She is also thankful for her job at JenCare which has brought more stability and security to her life. “I have a career now, not just a job, not just a paycheck—something that I look forward to coming to every day,” she said.  “I’m very grateful to National.”

Graduate Patrice Bowman is a registered medical assistant at JenCare Medical Center in Louisville.

Constitution Day at the Lexington Campus

Constitution Day at the Lexington Campus

One of the wonderful things about Constitution Day at the Lexington Campus was the large number of students who already knew what day it was. It was wonderful to see patriotism is still in vogue – and our students are proof that there is no shortage of it on campus.

“This is a great day for celebration for several reasons. It gives us a chance to honor our founding Fathers, the work they put into our country, and the true meaning of our constitution,” commented office technology professional student Linda Perkins. “They established the basis for our laws, but also established the organizational structure for our entire country. This is truly a day for all Americans to be thankful for our wonderful country…”

Office technology professional student Linda Perkins (pictured) sits with boxes of small apple pies that were given to students in honor of Constitution Day. 

HR Professional Shares Invaluable Tips on Interviewing and Résumé Writing

HR Professional Shares Invaluable Tips on Interviewing and Résumé Writing

Brad Logan, who works in human resources for Hitachi Automotive Systems Americas, recently spoke to business students at the Danville Campus (Kentucky) about interviewing skills and résumé writing.
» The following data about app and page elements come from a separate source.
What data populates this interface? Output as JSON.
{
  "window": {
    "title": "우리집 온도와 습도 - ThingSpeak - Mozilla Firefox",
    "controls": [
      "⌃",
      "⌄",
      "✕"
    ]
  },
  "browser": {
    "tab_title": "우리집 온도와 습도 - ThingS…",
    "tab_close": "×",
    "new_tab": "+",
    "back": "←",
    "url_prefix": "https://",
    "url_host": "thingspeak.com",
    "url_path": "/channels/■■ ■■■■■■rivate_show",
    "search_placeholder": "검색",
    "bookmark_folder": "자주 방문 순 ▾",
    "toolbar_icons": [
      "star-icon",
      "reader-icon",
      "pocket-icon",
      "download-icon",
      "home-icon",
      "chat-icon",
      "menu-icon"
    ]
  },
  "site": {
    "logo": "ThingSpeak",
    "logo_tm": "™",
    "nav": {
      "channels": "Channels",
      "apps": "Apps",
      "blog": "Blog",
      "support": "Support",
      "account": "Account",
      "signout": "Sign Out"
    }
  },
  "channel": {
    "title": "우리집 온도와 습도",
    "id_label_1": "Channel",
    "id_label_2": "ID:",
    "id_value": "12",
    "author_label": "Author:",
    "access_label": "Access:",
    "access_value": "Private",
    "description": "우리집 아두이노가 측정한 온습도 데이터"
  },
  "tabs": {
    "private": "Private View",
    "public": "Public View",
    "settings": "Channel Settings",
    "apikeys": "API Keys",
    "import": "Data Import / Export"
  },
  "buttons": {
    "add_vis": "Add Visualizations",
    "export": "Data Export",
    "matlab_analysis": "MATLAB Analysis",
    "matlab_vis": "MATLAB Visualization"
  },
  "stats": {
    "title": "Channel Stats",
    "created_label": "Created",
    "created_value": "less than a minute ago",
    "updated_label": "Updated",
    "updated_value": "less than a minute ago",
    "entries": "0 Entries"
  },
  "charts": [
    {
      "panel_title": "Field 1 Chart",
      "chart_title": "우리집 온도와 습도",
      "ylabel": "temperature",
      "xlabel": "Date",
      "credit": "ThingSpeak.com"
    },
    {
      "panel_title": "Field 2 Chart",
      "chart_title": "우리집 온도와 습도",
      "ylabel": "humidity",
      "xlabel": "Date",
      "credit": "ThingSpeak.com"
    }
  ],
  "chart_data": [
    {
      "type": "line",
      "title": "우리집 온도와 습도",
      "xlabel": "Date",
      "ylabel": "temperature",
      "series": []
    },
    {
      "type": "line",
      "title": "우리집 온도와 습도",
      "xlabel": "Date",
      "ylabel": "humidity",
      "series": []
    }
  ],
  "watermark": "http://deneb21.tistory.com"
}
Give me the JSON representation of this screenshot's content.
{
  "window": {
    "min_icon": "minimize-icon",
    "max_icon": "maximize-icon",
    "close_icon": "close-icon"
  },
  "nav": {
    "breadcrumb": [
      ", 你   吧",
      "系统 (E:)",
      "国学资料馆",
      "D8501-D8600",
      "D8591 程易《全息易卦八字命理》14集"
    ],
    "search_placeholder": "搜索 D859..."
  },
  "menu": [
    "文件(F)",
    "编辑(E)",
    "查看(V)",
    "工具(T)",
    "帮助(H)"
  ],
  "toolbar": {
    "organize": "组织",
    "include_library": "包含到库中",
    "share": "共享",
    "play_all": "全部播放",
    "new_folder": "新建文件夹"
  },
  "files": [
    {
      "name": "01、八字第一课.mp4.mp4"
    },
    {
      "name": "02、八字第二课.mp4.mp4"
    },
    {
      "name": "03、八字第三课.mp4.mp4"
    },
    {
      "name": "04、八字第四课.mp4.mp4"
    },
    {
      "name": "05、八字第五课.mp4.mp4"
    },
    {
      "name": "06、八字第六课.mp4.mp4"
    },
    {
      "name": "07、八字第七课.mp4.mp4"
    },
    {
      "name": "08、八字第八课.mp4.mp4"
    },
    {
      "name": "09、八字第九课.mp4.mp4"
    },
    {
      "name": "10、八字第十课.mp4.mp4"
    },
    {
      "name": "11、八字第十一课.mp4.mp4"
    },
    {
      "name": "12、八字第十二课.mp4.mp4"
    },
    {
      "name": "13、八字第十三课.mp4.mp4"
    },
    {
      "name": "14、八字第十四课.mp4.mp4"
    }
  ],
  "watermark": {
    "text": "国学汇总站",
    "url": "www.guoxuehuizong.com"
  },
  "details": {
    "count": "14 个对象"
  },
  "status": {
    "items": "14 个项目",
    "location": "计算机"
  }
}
During his presentation, Mr. Logan gave the students pointers on things to do during an interview like making direct eye contact with the employer.   “Graduates should be prepared for interviews by knowing what can be asked and what violates EEOC (Equal Employment Opportunity Commission) guidelines,” he also advised.

In addition to the interviewing skills, Mr. Logan also discussed résumés with the students.  He told them how important it was to keep it a snapshot of their experience, not their life history.  Résumés should be kept to one page and be easy to read, since job markets are flooded and human resources professionals don’t have time to read pages of information.  Mr. Logan said that employers will obtain what they need when they interview, so he suggested only including pertinent highlights on the résumé.  He also discussed the importance of appropriate dress for job interviews.

Instructor Karen Gordon (far left) and Brad Logan (center) with Hitachi Automotive Systems Americas, are shown addressing business students about interviewing and résumé writing. 

The National News is a biweekly publication designed to share the success and academic accomplishments of students and graduates from American National University and National College. For more information, contact the Communications Department.

In accordance with the regulations of the Tennessee Higher Education Council, all references to "American National University" refer to "National College" in the state of Tennessee.